Control of a Salmonella virulence locus by an ATP-sensing leader messenger RNA

Eun Jin Lee, Eduardo A. Groisman

Research output: Contribution to journalArticlepeer-review

70 Citations (Scopus)


The facultative intracellular pathogen Salmonella enterica resides within a membrane-bound compartment inside macrophages. This compartment must be acidified for Salmonella to survive within macrophages, possibly because acidic pH promotes expression of Salmonella virulence proteins. We reasoned that Salmonella might sense its surroundings have turned acidic not only upon protonation of the extracytoplasmic domain of a protein sensor but also by an increase in cytosolic ATP levels, because conditions that enhance the proton gradient across the bacterial inner membrane stimulate ATP synthesis. Here we report that an increase in cytosolic ATP promotes transcription of the coding region for the virulence gene mgtC, which is the most highly induced horizontally acquired gene when Salmonella is inside macrophages. This transcript is induced both upon media acidification and by physiological conditions that increase ATP levels independently of acidification. ATP is sensed by the coupling/uncoupling of transcription of the unusually long mgtC leader messenger RNA and translation of a short open reading frame located in this region. A mutation in the mgtC leader messenger RNA that eliminates the response to ATP hinders mgtC expression inside macrophages and attenuates Salmonella virulence in mice. Our results define a singular example of an ATP-sensing leader messenger RNA. Moreover, they indicate that pathogens can interpret extracellular cues by the impact they have on cellular metabolites.

Original languageEnglish
Pages (from-to)271-275
Number of pages5
Issue number7402
Publication statusPublished - 2012 Jun 14
Externally publishedYes

Bibliographical note

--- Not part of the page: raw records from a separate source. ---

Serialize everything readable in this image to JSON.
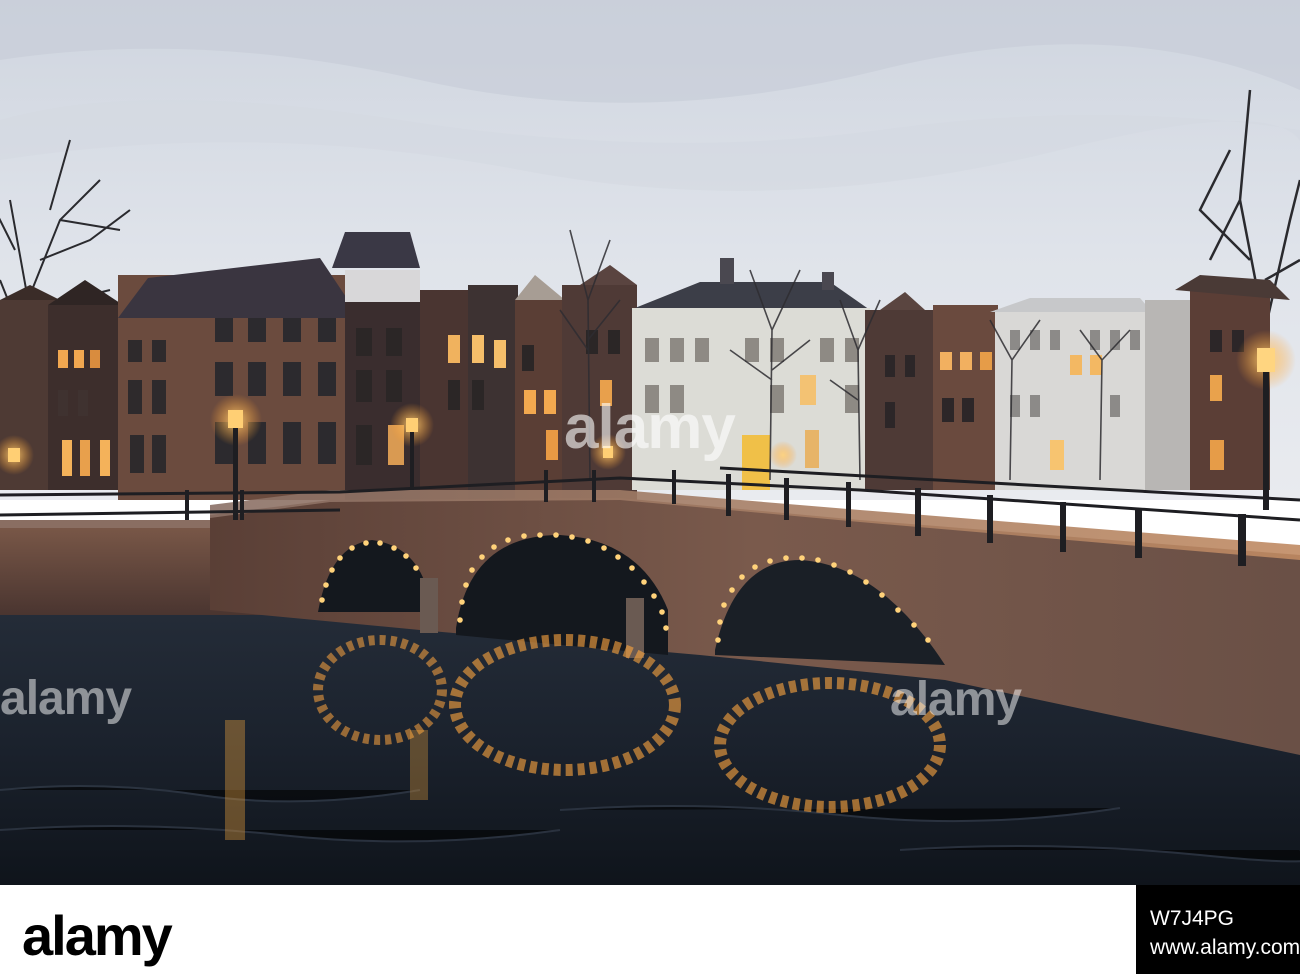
{
  "watermark": {
    "brand": "alamy",
    "color": "#ffffff"
  },
  "footer": {
    "logo": "alamy",
    "image_id": "W7J4PG",
    "url": "www.alamy.com",
    "panel_color": "#000000"
  },
  "scene": {
    "description_colors": {
      "sky": "#d8dde6",
      "water": "#1e2530",
      "brick": "#6a4a3c",
      "lights": "#ffb648"
    }
  }
}
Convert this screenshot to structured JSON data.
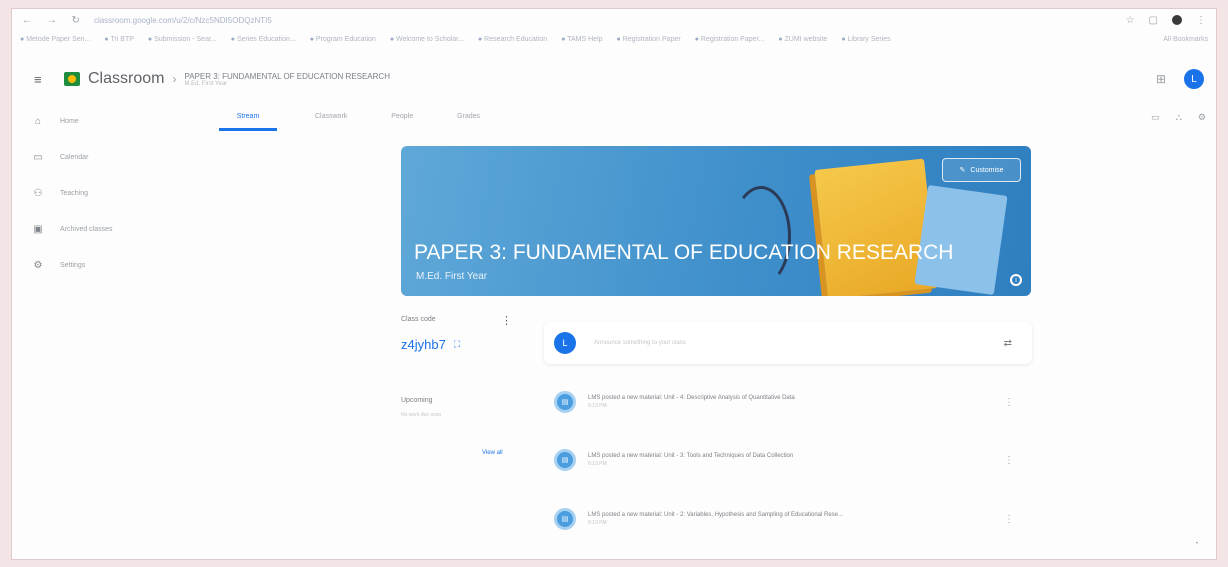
{
  "browser": {
    "url": "classroom.google.com/u/2/c/Nzc5NDI5ODQzNTI5",
    "bookmarks": [
      "Metode Paper Sen...",
      "Tri BTP",
      "Submission - Sear...",
      "Series Education...",
      "Program Education",
      "Welcome to Scholar...",
      "Research Education",
      "TAMS Help",
      "Registration Paper",
      "Registration Paper...",
      "ZUMI website",
      "Library Series"
    ],
    "bookmarks_right": "All Bookmarks"
  },
  "header": {
    "brand": "Classroom",
    "class_title": "PAPER 3: FUNDAMENTAL OF EDUCATION RESEARCH",
    "class_sub": "M.Ed. First Year",
    "avatar_letter": "L"
  },
  "sidebar": {
    "items": [
      {
        "label": "Home",
        "icon": "home-icon",
        "glyph": "⌂"
      },
      {
        "label": "Calendar",
        "icon": "calendar-icon",
        "glyph": "▭"
      },
      {
        "label": "Teaching",
        "icon": "people-icon",
        "glyph": "⚇"
      },
      {
        "label": "Archived classes",
        "icon": "archive-icon",
        "glyph": "▣"
      },
      {
        "label": "Settings",
        "icon": "gear-icon",
        "glyph": "⚙"
      }
    ]
  },
  "tabs": [
    "Stream",
    "Classwork",
    "People",
    "Grades"
  ],
  "banner": {
    "title": "PAPER 3: FUNDAMENTAL OF EDUCATION RESEARCH",
    "subtitle": "M.Ed. First Year",
    "customise_label": "Customise",
    "color": "#3f8fcb"
  },
  "class_code": {
    "label": "Class code",
    "value": "z4jyhb7"
  },
  "upcoming": {
    "title": "Upcoming",
    "empty": "No work due soon",
    "view_all": "View all"
  },
  "announce": {
    "avatar_letter": "L",
    "placeholder": "Announce something to your class"
  },
  "posts": [
    {
      "title": "LMS posted a new material: Unit - 4: Descriptive Analysis of Quantitative Data",
      "date": "6:13 PM"
    },
    {
      "title": "LMS posted a new material: Unit - 3: Tools and Techniques of Data Collection",
      "date": "6:13 PM"
    },
    {
      "title": "LMS posted a new material: Unit - 2: Variables, Hypothesis and Sampling of Educational Rese...",
      "date": "6:13 PM"
    }
  ],
  "accent_color": "#1a73e8"
}
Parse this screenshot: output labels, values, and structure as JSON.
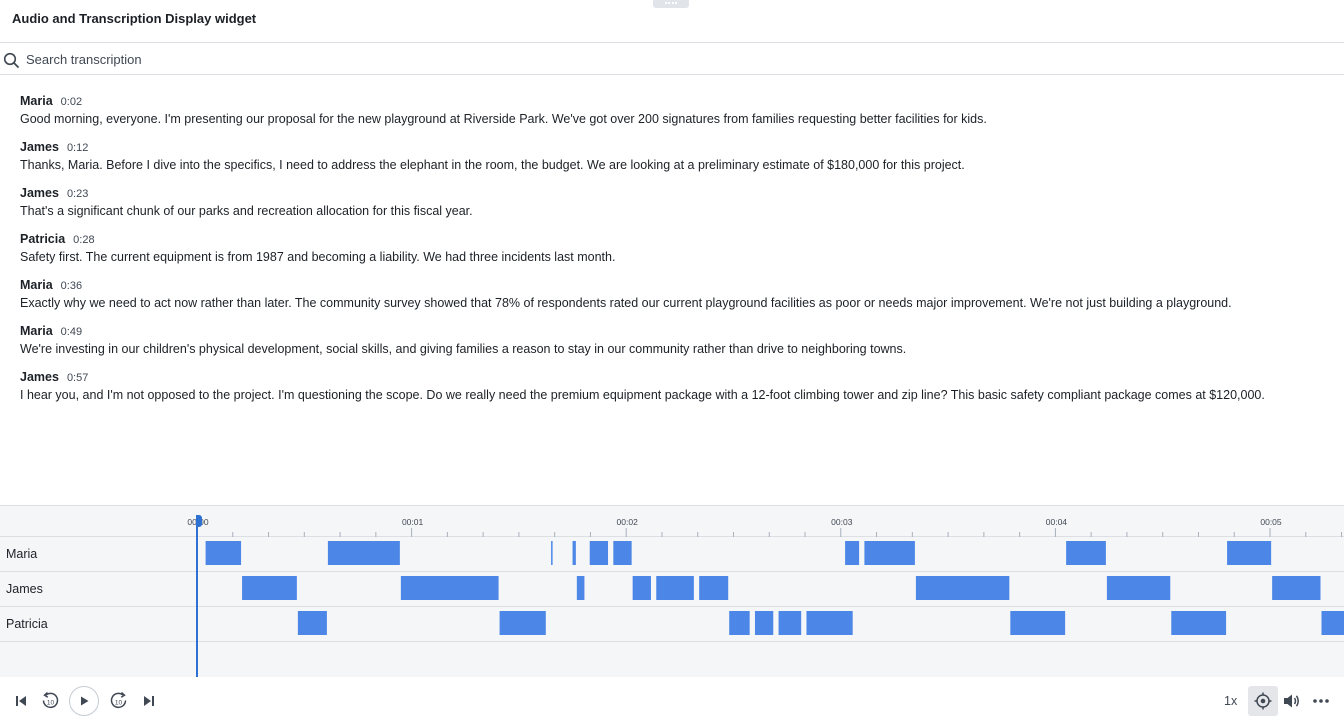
{
  "header": {
    "title": "Audio and Transcription Display widget"
  },
  "search": {
    "placeholder": "Search transcription",
    "value": ""
  },
  "transcript": [
    {
      "speaker": "Maria",
      "time": "0:02",
      "text": "Good morning, everyone. I'm presenting our proposal for the new playground at Riverside Park. We've got over 200 signatures from families requesting better facilities for kids."
    },
    {
      "speaker": "James",
      "time": "0:12",
      "text": "Thanks, Maria. Before I dive into the specifics, I need to address the elephant in the room, the budget. We are looking at a preliminary estimate of $180,000 for this project."
    },
    {
      "speaker": "James",
      "time": "0:23",
      "text": "That's a significant chunk of our parks and recreation allocation for this fiscal year."
    },
    {
      "speaker": "Patricia",
      "time": "0:28",
      "text": "Safety first. The current equipment is from 1987 and becoming a liability. We had three incidents last month."
    },
    {
      "speaker": "Maria",
      "time": "0:36",
      "text": "Exactly why we need to act now rather than later. The community survey showed that 78% of respondents rated our current playground facilities as poor or needs major improvement. We're not just building a playground."
    },
    {
      "speaker": "Maria",
      "time": "0:49",
      "text": "We're investing in our children's physical development, social skills, and giving families a reason to stay in our community rather than drive to neighboring towns."
    },
    {
      "speaker": "James",
      "time": "0:57",
      "text": "I hear you, and I'm not opposed to the project. I'm questioning the scope. Do we really need the premium equipment package with a 12-foot climbing tower and zip line? This basic safety compliant package comes at $120,000."
    }
  ],
  "timeline": {
    "tick_labels": [
      "00:00",
      "00:01",
      "00:02",
      "00:03",
      "00:04",
      "00:05"
    ],
    "playhead_seconds": 0,
    "tracks": [
      {
        "name": "Maria",
        "segments": [
          [
            0.04,
            0.21
          ],
          [
            0.61,
            0.95
          ],
          [
            1.65,
            1.66
          ],
          [
            1.75,
            1.77
          ],
          [
            1.83,
            1.92
          ],
          [
            1.94,
            2.03
          ],
          [
            3.02,
            3.09
          ],
          [
            3.11,
            3.35
          ],
          [
            4.05,
            4.24
          ],
          [
            4.8,
            5.01
          ]
        ]
      },
      {
        "name": "James",
        "segments": [
          [
            0.21,
            0.47
          ],
          [
            0.95,
            1.41
          ],
          [
            1.77,
            1.81
          ],
          [
            2.03,
            2.12
          ],
          [
            2.14,
            2.32
          ],
          [
            2.34,
            2.48
          ],
          [
            3.35,
            3.79
          ],
          [
            4.24,
            4.54
          ],
          [
            5.01,
            5.24
          ]
        ]
      },
      {
        "name": "Patricia",
        "segments": [
          [
            0.47,
            0.61
          ],
          [
            1.41,
            1.63
          ],
          [
            2.48,
            2.58
          ],
          [
            2.6,
            2.69
          ],
          [
            2.71,
            2.82
          ],
          [
            2.84,
            3.06
          ],
          [
            3.79,
            4.05
          ],
          [
            4.54,
            4.8
          ],
          [
            5.24,
            5.4
          ]
        ]
      }
    ]
  },
  "controls": {
    "speed": "1x",
    "skip_back_seconds": "10",
    "skip_forward_seconds": "10",
    "icons": [
      "skip-to-start-icon",
      "rewind-10-icon",
      "play-icon",
      "forward-10-icon",
      "skip-to-end-icon",
      "locate-playhead-icon",
      "volume-icon",
      "more-options-icon"
    ]
  },
  "colors": {
    "segment": "#4c87e8",
    "playhead": "#2d72d2",
    "accent": "#2d72d2"
  }
}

Funding Information:
Acknowledgements We thank C. Turnbough for discussions, M. Wade for help with the mouse virulence assays, and R. Breaker and A. Roth for help with in-line probing experiments. This work was supported, in part, by grant AI49561 from the National Institutes of Health to E.A.G., who is an investigator of the Howard Hughes Medical Institute.

ASJC Scopus subject areas

  • General


Dive into the research topics of 'Control of a Salmonella virulence locus by an ATP-sensing leader messenger RNA'. Together they form a unique fingerprint.

Cite this